Pilot tires encompassing 18-inch alloy wheels (17s are the largest available on the four-door), both the front and rear stabilizer bars are larger on the coupe, and the end result is an Accord that's slightly more agile through the bends. Yes, there's still body roll that occurs during higher-speed cornering, but we attribute this to the fact that 99.9 percent of Accord Coupe buyers aren't looking for something that's dynamically brilliant. Still, the Accord will deliver when hustled, and the end result is greater dynamics than you'll find in an Altima Coupe.
The Accord Coupe's steering further strengthens its dynamic feel. Turn-in is sharp with immediate feedback from the front wheels, and the sensation of precision and agility doesn't lighten up as you work your way through the Accord's 2.48 turns lock-to-lock. We've said it before, but proper steering feel is one of the most crucial sense points in a car's overall relationship with the driver, and the Accord Coupe certainly delivers.
But when you're shopping for cars in the $30,000 range, there are plenty of options that are better steers than the Accord. A Ford Mustang

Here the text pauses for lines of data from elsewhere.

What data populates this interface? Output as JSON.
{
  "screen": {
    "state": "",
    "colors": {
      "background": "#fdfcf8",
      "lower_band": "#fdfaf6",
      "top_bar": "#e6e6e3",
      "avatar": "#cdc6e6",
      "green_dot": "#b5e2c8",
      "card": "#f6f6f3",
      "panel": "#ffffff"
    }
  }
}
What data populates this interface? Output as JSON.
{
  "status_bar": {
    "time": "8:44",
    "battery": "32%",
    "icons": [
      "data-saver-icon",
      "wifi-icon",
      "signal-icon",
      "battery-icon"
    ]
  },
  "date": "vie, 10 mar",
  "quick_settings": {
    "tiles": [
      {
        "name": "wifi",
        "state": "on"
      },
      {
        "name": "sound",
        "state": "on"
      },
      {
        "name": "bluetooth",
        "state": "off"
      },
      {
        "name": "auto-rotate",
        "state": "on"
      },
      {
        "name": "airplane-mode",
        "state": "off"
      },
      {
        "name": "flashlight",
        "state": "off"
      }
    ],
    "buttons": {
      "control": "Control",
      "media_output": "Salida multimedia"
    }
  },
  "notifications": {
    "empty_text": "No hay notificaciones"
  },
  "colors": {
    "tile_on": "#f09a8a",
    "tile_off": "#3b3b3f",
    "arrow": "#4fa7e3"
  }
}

, Hyundai Genesis Coupe
or Nissan 370Z
will deliver a whole lot more in the way of enjoyment, but Honda isn't trying to compete with these rear-wheel-drive back-road stars. Instead, the automaker is more focused on creating a car that provides ample amounts of luxury without being a complete snoozer on the road. Our loaded-up tester rang in at $32,015 (including the $710 destination charge), and while it might seem like a relatively hefty price to pay for something that wears an Accord badge, it seems like a pretty fair amount to shell out for something so nicely appointed. By contrast, a similarly equipped Altima Coupe will cost just slightly more, and it isn't nearly as good to drive or live with as the Honda.

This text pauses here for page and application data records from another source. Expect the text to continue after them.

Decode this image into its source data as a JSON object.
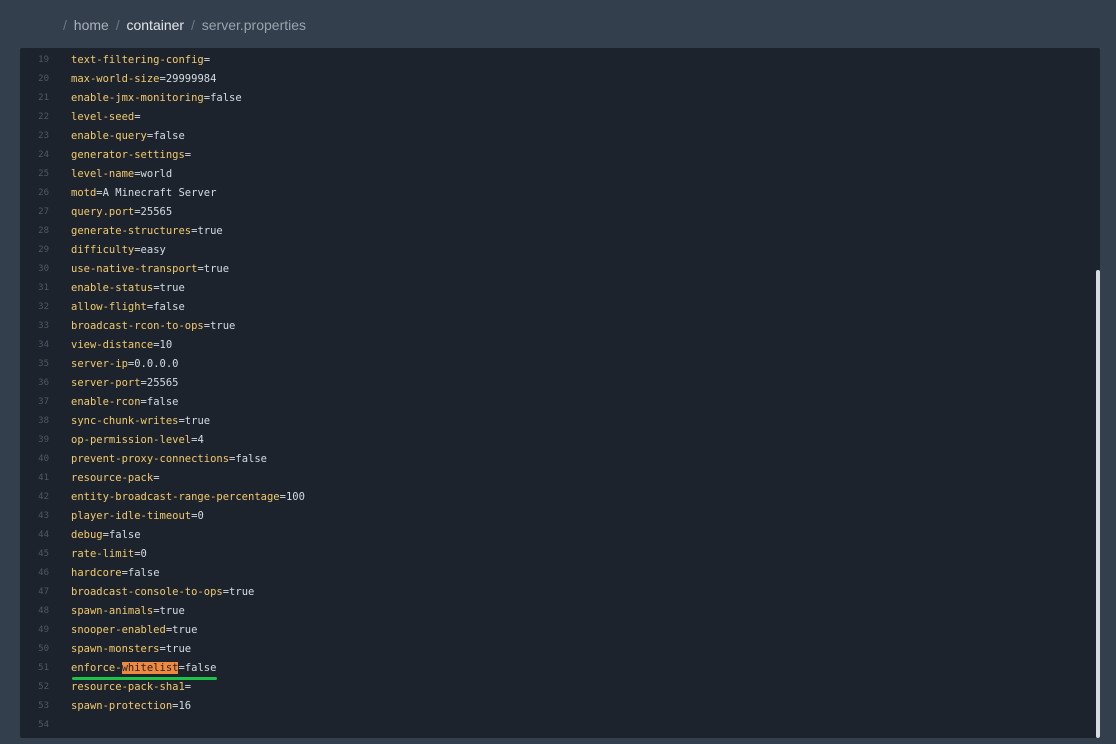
{
  "breadcrumb": {
    "separator": "/",
    "items": [
      "home",
      "container",
      "server.properties"
    ]
  },
  "editor": {
    "highlight_term": "whitelist",
    "lines": [
      {
        "num": "19",
        "key": "text-filtering-config",
        "value": ""
      },
      {
        "num": "20",
        "key": "max-world-size",
        "value": "29999984"
      },
      {
        "num": "21",
        "key": "enable-jmx-monitoring",
        "value": "false"
      },
      {
        "num": "22",
        "key": "level-seed",
        "value": ""
      },
      {
        "num": "23",
        "key": "enable-query",
        "value": "false"
      },
      {
        "num": "24",
        "key": "generator-settings",
        "value": ""
      },
      {
        "num": "25",
        "key": "level-name",
        "value": "world"
      },
      {
        "num": "26",
        "key": "motd",
        "value": "A Minecraft Server"
      },
      {
        "num": "27",
        "key": "query.port",
        "value": "25565"
      },
      {
        "num": "28",
        "key": "generate-structures",
        "value": "true"
      },
      {
        "num": "29",
        "key": "difficulty",
        "value": "easy"
      },
      {
        "num": "30",
        "key": "use-native-transport",
        "value": "true"
      },
      {
        "num": "31",
        "key": "enable-status",
        "value": "true"
      },
      {
        "num": "32",
        "key": "allow-flight",
        "value": "false"
      },
      {
        "num": "33",
        "key": "broadcast-rcon-to-ops",
        "value": "true"
      },
      {
        "num": "34",
        "key": "view-distance",
        "value": "10"
      },
      {
        "num": "35",
        "key": "server-ip",
        "value": "0.0.0.0"
      },
      {
        "num": "36",
        "key": "server-port",
        "value": "25565"
      },
      {
        "num": "37",
        "key": "enable-rcon",
        "value": "false"
      },
      {
        "num": "38",
        "key": "sync-chunk-writes",
        "value": "true"
      },
      {
        "num": "39",
        "key": "op-permission-level",
        "value": "4"
      },
      {
        "num": "40",
        "key": "prevent-proxy-connections",
        "value": "false"
      },
      {
        "num": "41",
        "key": "resource-pack",
        "value": ""
      },
      {
        "num": "42",
        "key": "entity-broadcast-range-percentage",
        "value": "100"
      },
      {
        "num": "43",
        "key": "player-idle-timeout",
        "value": "0"
      },
      {
        "num": "44",
        "key": "debug",
        "value": "false"
      },
      {
        "num": "45",
        "key": "rate-limit",
        "value": "0"
      },
      {
        "num": "46",
        "key": "hardcore",
        "value": "false"
      },
      {
        "num": "47",
        "key": "broadcast-console-to-ops",
        "value": "true"
      },
      {
        "num": "48",
        "key": "spawn-animals",
        "value": "true"
      },
      {
        "num": "49",
        "key": "snooper-enabled",
        "value": "true"
      },
      {
        "num": "50",
        "key": "spawn-monsters",
        "value": "true"
      },
      {
        "num": "51",
        "key": "enforce-whitelist",
        "value": "false"
      },
      {
        "num": "52",
        "key": "resource-pack-sha1",
        "value": ""
      },
      {
        "num": "53",
        "key": "spawn-protection",
        "value": "16"
      },
      {
        "num": "54",
        "key": "",
        "value": ""
      }
    ]
  }
}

The Accord Coupe fits into an odd segment within the marketplace. Sure, everyone knows the Accord name, but seldom know that a two-door variant exists. And with more functional, practical choices available in the $30,000 range, it's easy to see why the two-door Accord is overlooked. We'd be lying if we said that the Accord Coupe was one of our top five choices in its price range, but it isn't because we don't like it – it's just that, as enthusiasts, better options are available. But for the small amount of people who actually go out and pick one up, they won't be disappointed. It may be vanilla, but it's still ice cream.